THEN: I never understood why everyone wanted to bang her so badly, or why Professor X even had her around. I get she could move stuff with her mind or whatever but she didn't feel essential to the team, not her specific personality. A friend once said to me "There are two kinds of people, ones who bring something to the table and ones who don't" and I've gotta apply this to Marvel Girl here, why do you matter outside of causing problem?

NOW: She's dead and Cyclops is with Emma Frost, which makes a lot more sense. Emma is strong and over all more interesting, and I don't mean because of her revealing outfits. Jean caused nothing but trouble, she's like the damsel in distress but she was causing the distress! Good riddance, unless, you know, she's Cable's baby in some fucked up way.


THEN: Gambit was so cool. He wore a trench coat, threw these playing cards and stood leaning against walls. Everything as a little boy you think is cool, except instead of sunglasses his eyes were just dark! That transcends coolness.
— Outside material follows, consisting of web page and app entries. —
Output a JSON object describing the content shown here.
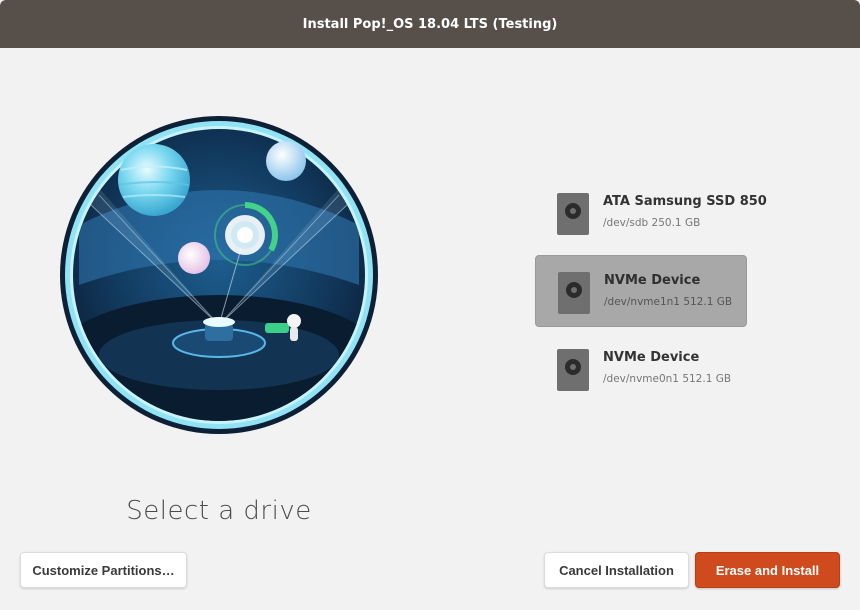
{
  "window": {
    "title": "Install Pop!_OS 18.04 LTS (Testing)"
  },
  "main": {
    "heading": "Select a drive"
  },
  "drives": [
    {
      "name": "ATA Samsung SSD 850",
      "path": "/dev/sdb 250.1 GB",
      "selected": false,
      "icon": "hard-disk-icon"
    },
    {
      "name": "NVMe Device",
      "path": "/dev/nvme1n1 512.1 GB",
      "selected": true,
      "icon": "hard-disk-icon"
    },
    {
      "name": "NVMe Device",
      "path": "/dev/nvme0n1 512.1 GB",
      "selected": false,
      "icon": "hard-disk-icon"
    }
  ],
  "buttons": {
    "customize": "Customize Partitions…",
    "cancel": "Cancel Installation",
    "install": "Erase and Install"
  },
  "colors": {
    "titlebar": "#574f4a",
    "accent": "#cf4a1d",
    "selected_row": "#a8a8a8",
    "background": "#f2f2f2"
  }
}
NOW: What were we thinking? He's everything lame about a character. All he needs now is a motorcycle or to team up with Starman or Constantine. He's just what kids in the 90's thought were cool. The worst thing looking back are his powers, the man has the ability to use kinetic energy to charge anything to cause it to blow up and he decides on playing cards? SERIOUSLY?
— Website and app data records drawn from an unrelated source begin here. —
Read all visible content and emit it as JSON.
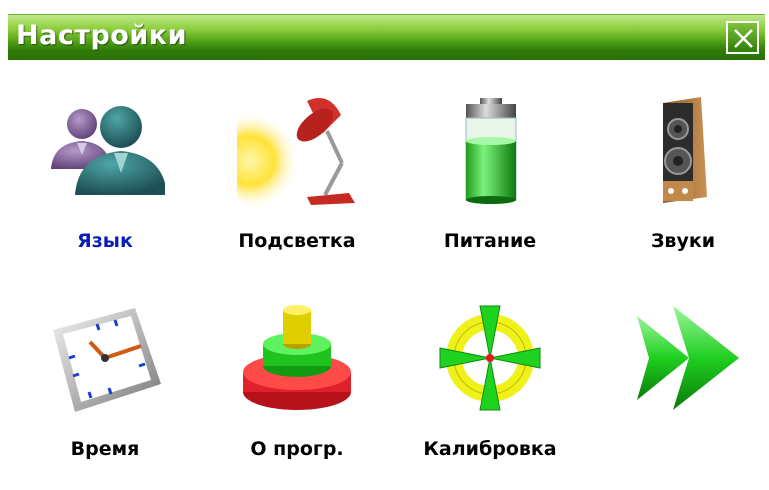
{
  "window": {
    "title": "Настройки",
    "close_icon": "close-icon",
    "accent_color": "#4f9f18"
  },
  "tiles": [
    {
      "label": "Язык",
      "icon": "people-icon",
      "selected": true
    },
    {
      "label": "Подсветка",
      "icon": "desk-lamp-icon",
      "selected": false
    },
    {
      "label": "Питание",
      "icon": "battery-icon",
      "selected": false
    },
    {
      "label": "Звуки",
      "icon": "speaker-icon",
      "selected": false
    },
    {
      "label": "Время",
      "icon": "clock-icon",
      "selected": false
    },
    {
      "label": "О прогр.",
      "icon": "info-stack-icon",
      "selected": false
    },
    {
      "label": "Калибровка",
      "icon": "calibration-target-icon",
      "selected": false
    },
    {
      "label": "",
      "icon": "next-arrow-icon",
      "selected": false
    }
  ],
  "colors": {
    "selected_label": "#0a1fb3",
    "label": "#000000"
  }
}
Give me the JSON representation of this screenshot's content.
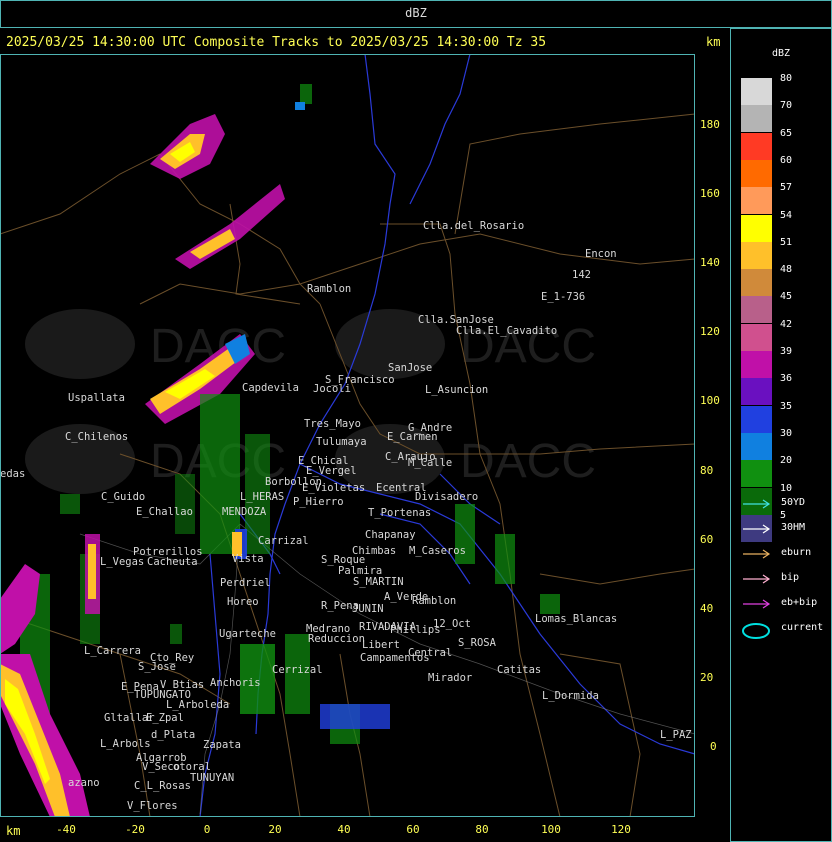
{
  "header": {
    "title": "dBZ"
  },
  "status": {
    "line": "2025/03/25 14:30:00 UTC Composite Tracks to 2025/03/25 14:30:00 Tz 35",
    "km_top": "km",
    "km_bottom": "km"
  },
  "axes": {
    "x_ticks": [
      "-40",
      "-20",
      "0",
      "20",
      "40",
      "60",
      "80",
      "100",
      "120"
    ],
    "y_ticks": [
      "180",
      "160",
      "140",
      "120",
      "100",
      "80",
      "60",
      "40",
      "20",
      "0"
    ]
  },
  "legend": {
    "title": "dBZ",
    "levels": [
      {
        "label": "80",
        "color": "#d8d8d8"
      },
      {
        "label": "70",
        "color": "#b4b4b4"
      },
      {
        "label": "65",
        "color": "#ff3a24"
      },
      {
        "label": "60",
        "color": "#ff6a00"
      },
      {
        "label": "57",
        "color": "#ff9a5a"
      },
      {
        "label": "54",
        "color": "#ffff00"
      },
      {
        "label": "51",
        "color": "#ffc02a"
      },
      {
        "label": "48",
        "color": "#d08a3a"
      },
      {
        "label": "45",
        "color": "#b8608a"
      },
      {
        "label": "42",
        "color": "#d0508e"
      },
      {
        "label": "39",
        "color": "#c010a8"
      },
      {
        "label": "36",
        "color": "#6a10c0"
      },
      {
        "label": "35",
        "color": "#2040e0"
      },
      {
        "label": "30",
        "color": "#1080e0"
      },
      {
        "label": "20",
        "color": "#109010"
      },
      {
        "label": "10",
        "color": "#0a6a0a"
      },
      {
        "label": "5",
        "color": "#3e3a80"
      }
    ],
    "tracks": [
      {
        "label": "50YD",
        "color": "#40e0e0",
        "icon": "arrow"
      },
      {
        "label": "30HM",
        "color": "#ffffff",
        "icon": "arrow"
      },
      {
        "label": "eburn",
        "color": "#e8b060",
        "icon": "arrow"
      },
      {
        "label": "bip",
        "color": "#ffb0d0",
        "icon": "arrow"
      },
      {
        "label": "eb+bip",
        "color": "#e040e0",
        "icon": "arrow"
      },
      {
        "label": "current",
        "color": "#00e0e0",
        "icon": "ellipse"
      }
    ]
  },
  "map": {
    "places": [
      "Clla.del_Rosario",
      "Encon",
      "142",
      "E_1-736",
      "Ramblon",
      "Clla.SanJose",
      "Clla.El_Cavadito",
      "Uspallata",
      "S_Francisco",
      "SanJose",
      "L_Asuncion",
      "Capdevila",
      "Jocoli",
      "Tres_Mayo",
      "G_Andre",
      "C_Chilenos",
      "Tulumaya",
      "E_Carmen",
      "E_Chical",
      "C_Araujo",
      "E_Vergel",
      "M_Calle",
      "edas",
      "Borbollon",
      "E_Violetas",
      "Ecentral",
      "Divisadero",
      "C_Guido",
      "L_HERAS",
      "P_Hierro",
      "E_Challao",
      "MENDOZA",
      "T_Portenas",
      "Chapanay",
      "Potrerillos",
      "L_Vegas",
      "Cacheuta",
      "S_Roque",
      "Chimbas",
      "M_Caseros",
      "Palmira",
      "Perdriel",
      "S_MARTIN",
      "A_Verde",
      "Ramblon",
      "Horeo",
      "R_Pena",
      "JUNIN",
      "12_Oct",
      "Lomas_Blancas",
      "Ugarteche",
      "RIVADAVIA",
      "Phillips",
      "Medrano",
      "Reduccion",
      "L_Carrera",
      "Cto_Rey",
      "S_Jose",
      "Libert",
      "Campamentos",
      "Central",
      "S_ROSA",
      "Catitas",
      "Cerrizal",
      "E_Pena",
      "V_Btias",
      "Anchoris",
      "TUPUNGATO",
      "L_Arboleda",
      "Mirador",
      "L_Dormida",
      "Gltallar",
      "E_Zpal",
      "d_Plata",
      "L_PAZ",
      "L_Arbols",
      "Zapata",
      "Algarrob",
      "V_Seco",
      "otoral",
      "TUNUYAN",
      "azano",
      "C_L_Rosas",
      "V_Flores",
      "Vista",
      "Carrizal"
    ]
  }
}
THEN: Her ability to steal powers from any other mutant made her one of my favorites. I was even willing to be her when we'd play X-Men, taking on the ridicule until I would suck up all their powers and win. I had a little boy crush on her too which just makes that weirder...
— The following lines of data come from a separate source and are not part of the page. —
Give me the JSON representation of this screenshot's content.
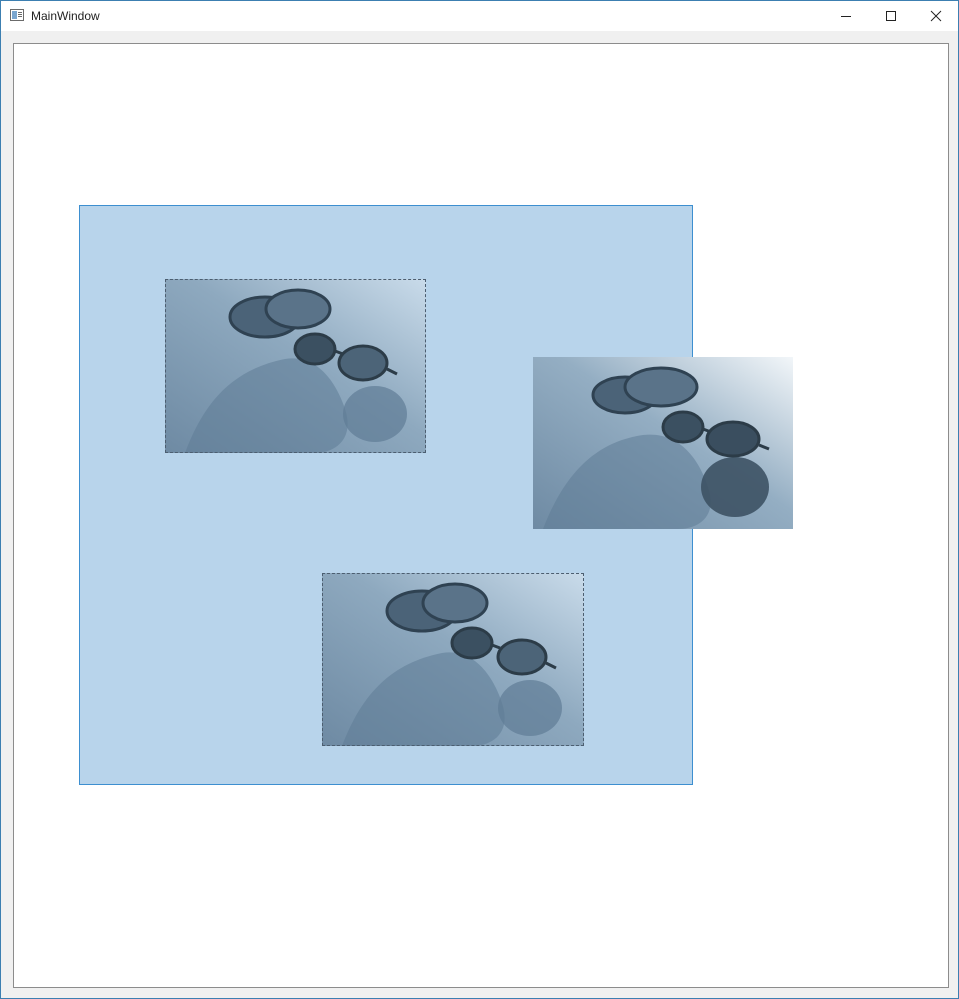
{
  "window": {
    "title": "MainWindow",
    "controls": {
      "minimize_icon": "minimize-icon",
      "maximize_icon": "maximize-icon",
      "close_icon": "close-icon"
    }
  },
  "canvas": {
    "selection_color": "#b8d4eb",
    "selection_border_color": "#3d8fd0",
    "items": [
      {
        "name": "photo-sunglasses-1",
        "state": "selected"
      },
      {
        "name": "photo-sunglasses-2",
        "state": "dragging"
      },
      {
        "name": "photo-sunglasses-3",
        "state": "selected"
      }
    ]
  }
}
NOW: Rouge is the X-Man that all dudes my age continue to have crushes on, even though she hasn't been in the comics for a long while. Her powers still remain some of the most interesting, but most under-utilized. Marvel sometimes won't put the time needed into building a character, and so we're left with heroes like Rogue, who we'll see for two months until they run out of ideas. She, like most of the X-Men, just doesn't have enough life outside of the X-Men to make them interesting.


THEN: Storm's powers seemed stupid to me, but I think that may been been because weather is something we see every day, its just wasn't "sci fi" enough.

NOW: Storm is one of the, if not only, strong black characters in comics that doesn't rely on race to tell her stories. I know now that her powers are incredibly diverse, dude can't even fly but manages it by using winds! She's not as involved in the X-Men anymore but has moved onto the Fantastic Four books with her husband Black Panther, and is currently in the running for actually being the next Black Panther. She's one of the few characters from the X-Books to really evolve since I was a child.


THEN: I have always been into monster characters so Beast always appealed to me. The obvious difference between him and other smart dudes just made him more popular with me and my friends, his blue fur and sudden bits of rage were frightening after being so used to his calm demeanor. They have never given Beast a proper toy, step it up Marvel!

NOW: Secondary mutations have made Beast into a blue, humanoid lion, very few pieces of him remain man. His character has managed to develop alongside the rest of the X-Men, taking a sidecar to action and acting almost exclusively as a behind the scenes character.


THEN: I hate Wolverine, from his stupid one liners to his cowboy hats. He was everyone's favorite and each and everytime we'd be on the playground, at least five kids were yelling "SNICKT" and slashing through everything. I always just wanted Magneto to rip him apart and get it over with.

NOW: I love Wolverine, from his great one liners to his flannel shirts. I buy into it completely, picking up every one-shot, excited to see which artist they've gotten for the character next. He's the new Conan, in a way, he's done so much his adventures are all legendary, and because of his powers and past, we have no idea how old he is or how many places he's actually been. Instead of sitting complacent on a character they didn't need to expand, they've done everything they can to make him relevant, it's why the X-Men are still interesting to people, they never settle down.